## EXERCISE INSTRUCTIONS
Even if a line seems odd, print it as it is, and include every record.

Items from a dataset

<<<<

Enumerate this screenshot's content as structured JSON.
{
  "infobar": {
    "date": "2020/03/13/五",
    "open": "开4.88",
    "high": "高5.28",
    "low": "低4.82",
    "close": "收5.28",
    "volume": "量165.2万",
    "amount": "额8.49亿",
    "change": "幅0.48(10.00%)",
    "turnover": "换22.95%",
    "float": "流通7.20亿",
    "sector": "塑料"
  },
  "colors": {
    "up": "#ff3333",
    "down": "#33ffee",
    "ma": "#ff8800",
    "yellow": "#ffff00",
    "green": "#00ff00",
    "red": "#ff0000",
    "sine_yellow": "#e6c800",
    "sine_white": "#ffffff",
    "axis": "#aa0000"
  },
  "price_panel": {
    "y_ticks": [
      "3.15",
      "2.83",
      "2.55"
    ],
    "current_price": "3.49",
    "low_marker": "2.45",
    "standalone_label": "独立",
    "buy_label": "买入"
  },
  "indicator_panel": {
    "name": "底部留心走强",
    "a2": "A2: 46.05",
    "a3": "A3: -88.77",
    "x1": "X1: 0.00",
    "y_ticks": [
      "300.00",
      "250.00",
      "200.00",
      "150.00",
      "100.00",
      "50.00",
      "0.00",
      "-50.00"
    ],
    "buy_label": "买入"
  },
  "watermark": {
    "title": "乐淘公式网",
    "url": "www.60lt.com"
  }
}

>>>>

## WRITTEN ANSWER
Enumerate this screenshot's content as structured JSON.
{
  "infobar": {
    "date": "2020/03/13/五",
    "open": "开4.88",
    "high": "高5.28",
    "low": "低4.82",
    "close": "收5.28",
    "volume": "量165.2万",
    "amount": "额8.49亿",
    "change": "幅0.48(10.00%)",
    "turnover": "换22.95%",
    "float": "流通7.20亿",
    "sector": "塑料"
  },
  "colors": {
    "up": "#ff3333",
    "down": "#33ffee",
    "ma": "#ff8800",
    "yellow": "#ffff00",
    "green": "#00ff00",
    "red": "#ff0000",
    "sine_yellow": "#e6c800",
    "sine_white": "#ffffff",
    "axis": "#aa0000"
  },
  "price_panel": {
    "y_ticks": [
      "3.15",
      "2.83",
      "2.55"
    ],
    "current_price": "3.49",
    "low_marker": "2.45",
    "standalone_label": "独立",
    "buy_label": "买入"
  },
  "indicator_panel": {
    "name": "底部留心走强",
    "a2": "A2: 46.05",
    "a3": "A3: -88.77",
    "x1": "X1: 0.00",
    "y_ticks": [
      "300.00",
      "250.00",
      "200.00",
      "150.00",
      "100.00",
      "50.00",
      "0.00",
      "-50.00"
    ],
    "buy_label": "买入"
  },
  "watermark": {
    "title": "乐淘公式网",
    "url": "www.60lt.com"
  }
}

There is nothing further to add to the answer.